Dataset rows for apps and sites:
+---+

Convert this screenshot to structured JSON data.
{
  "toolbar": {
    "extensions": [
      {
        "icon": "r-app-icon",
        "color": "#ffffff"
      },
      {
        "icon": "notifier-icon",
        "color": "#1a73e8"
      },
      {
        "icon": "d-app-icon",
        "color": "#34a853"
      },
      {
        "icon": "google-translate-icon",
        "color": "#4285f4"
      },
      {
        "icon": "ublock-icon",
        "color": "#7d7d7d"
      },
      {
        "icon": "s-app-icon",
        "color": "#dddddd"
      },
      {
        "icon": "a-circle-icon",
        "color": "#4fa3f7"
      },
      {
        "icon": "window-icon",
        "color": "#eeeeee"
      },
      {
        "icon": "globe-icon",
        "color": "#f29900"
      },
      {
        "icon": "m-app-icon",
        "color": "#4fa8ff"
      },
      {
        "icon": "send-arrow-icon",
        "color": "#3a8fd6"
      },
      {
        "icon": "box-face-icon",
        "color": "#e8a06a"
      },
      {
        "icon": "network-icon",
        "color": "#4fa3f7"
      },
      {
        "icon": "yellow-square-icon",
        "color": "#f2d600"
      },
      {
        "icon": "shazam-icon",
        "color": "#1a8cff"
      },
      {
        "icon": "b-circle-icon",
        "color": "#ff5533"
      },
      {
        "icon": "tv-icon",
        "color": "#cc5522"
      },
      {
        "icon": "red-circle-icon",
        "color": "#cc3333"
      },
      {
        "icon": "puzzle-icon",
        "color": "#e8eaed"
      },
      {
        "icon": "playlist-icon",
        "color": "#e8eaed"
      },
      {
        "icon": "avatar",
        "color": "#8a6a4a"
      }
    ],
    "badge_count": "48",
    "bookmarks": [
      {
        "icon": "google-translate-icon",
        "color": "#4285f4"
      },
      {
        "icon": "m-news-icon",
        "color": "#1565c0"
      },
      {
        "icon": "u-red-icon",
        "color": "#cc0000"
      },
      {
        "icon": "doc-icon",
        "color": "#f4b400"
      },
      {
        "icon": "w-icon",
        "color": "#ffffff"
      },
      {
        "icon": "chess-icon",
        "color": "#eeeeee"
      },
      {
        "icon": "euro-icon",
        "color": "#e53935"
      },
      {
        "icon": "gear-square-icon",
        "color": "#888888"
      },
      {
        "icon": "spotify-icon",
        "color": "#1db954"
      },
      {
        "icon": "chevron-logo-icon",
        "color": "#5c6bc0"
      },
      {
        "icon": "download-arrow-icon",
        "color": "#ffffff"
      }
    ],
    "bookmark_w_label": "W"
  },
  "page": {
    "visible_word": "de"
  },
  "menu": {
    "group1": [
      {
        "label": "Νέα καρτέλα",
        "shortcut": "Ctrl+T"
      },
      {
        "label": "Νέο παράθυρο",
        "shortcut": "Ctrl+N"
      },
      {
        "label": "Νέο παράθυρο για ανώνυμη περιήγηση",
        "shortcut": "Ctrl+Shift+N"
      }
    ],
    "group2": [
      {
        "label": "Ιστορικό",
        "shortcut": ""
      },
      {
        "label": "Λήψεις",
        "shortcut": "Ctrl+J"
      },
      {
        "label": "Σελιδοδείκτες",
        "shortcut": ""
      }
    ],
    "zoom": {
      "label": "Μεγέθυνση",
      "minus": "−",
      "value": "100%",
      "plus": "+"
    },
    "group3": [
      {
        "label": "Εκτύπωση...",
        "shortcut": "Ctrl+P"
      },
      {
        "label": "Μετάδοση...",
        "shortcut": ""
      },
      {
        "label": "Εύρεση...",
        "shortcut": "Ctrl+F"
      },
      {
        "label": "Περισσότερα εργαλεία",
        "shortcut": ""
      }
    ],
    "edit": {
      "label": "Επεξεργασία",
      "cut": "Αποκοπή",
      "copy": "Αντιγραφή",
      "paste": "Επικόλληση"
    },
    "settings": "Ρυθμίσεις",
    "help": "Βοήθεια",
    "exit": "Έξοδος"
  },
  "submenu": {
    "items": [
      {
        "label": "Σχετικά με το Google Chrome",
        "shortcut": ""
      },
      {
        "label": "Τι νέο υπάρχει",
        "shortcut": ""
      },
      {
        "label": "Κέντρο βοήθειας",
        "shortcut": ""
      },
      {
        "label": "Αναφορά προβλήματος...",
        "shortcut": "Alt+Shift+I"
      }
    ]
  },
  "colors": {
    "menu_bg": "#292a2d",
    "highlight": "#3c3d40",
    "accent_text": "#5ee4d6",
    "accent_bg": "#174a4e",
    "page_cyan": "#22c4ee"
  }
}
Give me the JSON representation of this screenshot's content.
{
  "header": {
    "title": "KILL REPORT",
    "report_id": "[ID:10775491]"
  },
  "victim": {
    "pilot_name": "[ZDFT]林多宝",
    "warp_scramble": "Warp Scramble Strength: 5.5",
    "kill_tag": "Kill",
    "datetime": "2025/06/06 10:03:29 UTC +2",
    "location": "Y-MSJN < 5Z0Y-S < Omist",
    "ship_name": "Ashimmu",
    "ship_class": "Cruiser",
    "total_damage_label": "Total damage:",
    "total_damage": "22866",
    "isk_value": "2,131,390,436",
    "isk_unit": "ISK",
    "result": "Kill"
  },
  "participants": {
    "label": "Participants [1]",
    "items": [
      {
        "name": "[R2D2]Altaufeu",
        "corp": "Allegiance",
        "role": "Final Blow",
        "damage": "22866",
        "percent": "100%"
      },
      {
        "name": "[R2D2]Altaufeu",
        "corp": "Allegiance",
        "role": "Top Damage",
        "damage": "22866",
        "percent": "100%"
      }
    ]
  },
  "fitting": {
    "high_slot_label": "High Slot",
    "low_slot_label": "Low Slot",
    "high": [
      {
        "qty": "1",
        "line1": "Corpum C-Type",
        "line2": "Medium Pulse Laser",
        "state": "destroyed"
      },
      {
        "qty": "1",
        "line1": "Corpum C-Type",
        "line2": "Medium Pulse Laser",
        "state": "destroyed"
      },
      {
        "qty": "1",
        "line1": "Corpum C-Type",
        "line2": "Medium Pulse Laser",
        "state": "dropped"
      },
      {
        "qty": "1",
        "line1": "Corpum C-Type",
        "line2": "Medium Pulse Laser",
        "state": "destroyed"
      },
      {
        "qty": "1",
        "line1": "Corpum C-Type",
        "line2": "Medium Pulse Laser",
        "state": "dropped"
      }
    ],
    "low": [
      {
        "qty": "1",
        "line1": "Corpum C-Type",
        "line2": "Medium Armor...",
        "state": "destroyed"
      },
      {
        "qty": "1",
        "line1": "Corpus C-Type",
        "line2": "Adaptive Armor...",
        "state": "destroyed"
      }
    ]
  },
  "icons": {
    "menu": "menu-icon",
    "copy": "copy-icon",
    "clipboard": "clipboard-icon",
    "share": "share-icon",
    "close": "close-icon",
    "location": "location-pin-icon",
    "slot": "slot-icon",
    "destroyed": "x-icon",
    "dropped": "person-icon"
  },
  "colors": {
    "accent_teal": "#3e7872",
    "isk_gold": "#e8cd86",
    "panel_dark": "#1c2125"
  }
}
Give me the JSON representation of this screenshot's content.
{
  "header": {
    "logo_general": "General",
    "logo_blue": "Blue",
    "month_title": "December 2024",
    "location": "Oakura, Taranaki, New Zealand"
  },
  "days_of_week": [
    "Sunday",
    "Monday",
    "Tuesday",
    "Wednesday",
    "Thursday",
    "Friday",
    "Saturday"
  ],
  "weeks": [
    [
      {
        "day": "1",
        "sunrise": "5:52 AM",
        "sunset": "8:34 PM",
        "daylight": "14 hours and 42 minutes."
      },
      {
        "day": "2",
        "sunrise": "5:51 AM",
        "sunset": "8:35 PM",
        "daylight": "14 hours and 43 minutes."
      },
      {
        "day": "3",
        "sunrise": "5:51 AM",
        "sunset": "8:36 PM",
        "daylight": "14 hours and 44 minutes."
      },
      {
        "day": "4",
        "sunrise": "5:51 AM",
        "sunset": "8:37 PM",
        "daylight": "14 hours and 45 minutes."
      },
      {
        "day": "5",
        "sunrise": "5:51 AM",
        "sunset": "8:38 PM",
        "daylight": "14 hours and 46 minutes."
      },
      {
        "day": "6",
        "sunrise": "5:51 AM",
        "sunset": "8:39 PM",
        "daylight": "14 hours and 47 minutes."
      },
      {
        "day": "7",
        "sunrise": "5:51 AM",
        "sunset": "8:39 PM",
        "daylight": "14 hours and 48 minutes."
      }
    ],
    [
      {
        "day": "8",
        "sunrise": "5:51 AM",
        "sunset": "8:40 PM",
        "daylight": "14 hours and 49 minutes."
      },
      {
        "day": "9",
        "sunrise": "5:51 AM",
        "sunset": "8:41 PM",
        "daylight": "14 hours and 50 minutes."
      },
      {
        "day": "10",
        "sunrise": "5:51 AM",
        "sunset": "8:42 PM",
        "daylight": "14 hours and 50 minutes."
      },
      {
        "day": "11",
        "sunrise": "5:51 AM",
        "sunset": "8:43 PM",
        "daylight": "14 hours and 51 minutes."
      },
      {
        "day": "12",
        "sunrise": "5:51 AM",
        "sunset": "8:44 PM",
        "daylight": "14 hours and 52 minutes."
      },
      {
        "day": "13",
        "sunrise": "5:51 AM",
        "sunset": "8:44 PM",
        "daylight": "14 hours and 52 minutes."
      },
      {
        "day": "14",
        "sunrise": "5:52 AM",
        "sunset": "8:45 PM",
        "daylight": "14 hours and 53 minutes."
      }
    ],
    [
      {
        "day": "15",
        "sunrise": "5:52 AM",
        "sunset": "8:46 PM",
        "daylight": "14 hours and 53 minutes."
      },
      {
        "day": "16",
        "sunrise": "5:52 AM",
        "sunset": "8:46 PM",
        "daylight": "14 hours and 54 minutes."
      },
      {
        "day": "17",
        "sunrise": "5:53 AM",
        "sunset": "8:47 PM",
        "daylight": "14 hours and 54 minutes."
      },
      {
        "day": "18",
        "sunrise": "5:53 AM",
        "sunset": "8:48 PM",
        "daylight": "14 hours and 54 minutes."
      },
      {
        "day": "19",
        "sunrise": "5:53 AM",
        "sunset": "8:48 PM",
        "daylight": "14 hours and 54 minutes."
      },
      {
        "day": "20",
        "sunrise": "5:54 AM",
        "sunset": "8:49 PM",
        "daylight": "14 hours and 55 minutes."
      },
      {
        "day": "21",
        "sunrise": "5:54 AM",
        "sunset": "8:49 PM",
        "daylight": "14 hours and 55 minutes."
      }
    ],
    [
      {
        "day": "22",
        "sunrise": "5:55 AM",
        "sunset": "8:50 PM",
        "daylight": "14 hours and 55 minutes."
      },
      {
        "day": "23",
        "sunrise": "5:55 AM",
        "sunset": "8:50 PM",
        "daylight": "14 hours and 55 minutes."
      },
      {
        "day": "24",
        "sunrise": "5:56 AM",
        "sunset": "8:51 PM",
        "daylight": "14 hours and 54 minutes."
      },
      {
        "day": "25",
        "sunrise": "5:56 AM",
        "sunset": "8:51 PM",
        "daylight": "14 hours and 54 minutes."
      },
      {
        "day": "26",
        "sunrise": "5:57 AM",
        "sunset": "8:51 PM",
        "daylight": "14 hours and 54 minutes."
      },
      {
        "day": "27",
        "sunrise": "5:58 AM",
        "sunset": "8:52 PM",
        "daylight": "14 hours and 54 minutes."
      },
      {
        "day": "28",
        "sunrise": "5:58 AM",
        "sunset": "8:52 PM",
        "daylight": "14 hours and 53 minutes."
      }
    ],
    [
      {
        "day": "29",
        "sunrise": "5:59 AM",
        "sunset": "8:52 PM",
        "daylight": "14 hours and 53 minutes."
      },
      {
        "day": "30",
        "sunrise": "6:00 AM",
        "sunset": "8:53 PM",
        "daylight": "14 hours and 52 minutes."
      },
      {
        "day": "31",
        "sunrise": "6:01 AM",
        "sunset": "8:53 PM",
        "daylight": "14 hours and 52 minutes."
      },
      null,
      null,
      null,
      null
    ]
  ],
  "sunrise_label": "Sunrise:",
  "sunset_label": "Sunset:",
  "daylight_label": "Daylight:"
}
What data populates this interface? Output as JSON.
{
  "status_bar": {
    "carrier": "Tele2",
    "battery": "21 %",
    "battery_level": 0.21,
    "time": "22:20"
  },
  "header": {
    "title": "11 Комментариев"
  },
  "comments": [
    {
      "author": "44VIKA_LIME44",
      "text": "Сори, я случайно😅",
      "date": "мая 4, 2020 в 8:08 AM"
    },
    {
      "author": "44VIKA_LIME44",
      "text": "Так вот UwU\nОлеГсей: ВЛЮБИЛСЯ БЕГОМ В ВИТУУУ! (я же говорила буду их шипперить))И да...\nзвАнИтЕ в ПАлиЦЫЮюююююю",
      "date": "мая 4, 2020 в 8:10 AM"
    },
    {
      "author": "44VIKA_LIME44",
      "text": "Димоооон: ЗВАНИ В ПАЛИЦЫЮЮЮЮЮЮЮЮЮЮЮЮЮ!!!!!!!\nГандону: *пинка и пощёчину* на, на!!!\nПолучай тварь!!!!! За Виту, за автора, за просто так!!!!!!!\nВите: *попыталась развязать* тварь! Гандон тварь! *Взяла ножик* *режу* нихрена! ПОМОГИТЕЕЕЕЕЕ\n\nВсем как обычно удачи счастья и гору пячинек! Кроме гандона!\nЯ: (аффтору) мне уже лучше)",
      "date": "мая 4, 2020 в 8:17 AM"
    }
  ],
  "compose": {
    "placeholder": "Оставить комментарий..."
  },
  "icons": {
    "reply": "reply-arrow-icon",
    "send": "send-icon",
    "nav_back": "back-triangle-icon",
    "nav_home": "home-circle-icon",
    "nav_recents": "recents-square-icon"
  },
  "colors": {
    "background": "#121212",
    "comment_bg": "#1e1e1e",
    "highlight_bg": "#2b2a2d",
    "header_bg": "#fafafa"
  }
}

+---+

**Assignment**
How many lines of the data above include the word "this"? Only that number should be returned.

**Task response**
4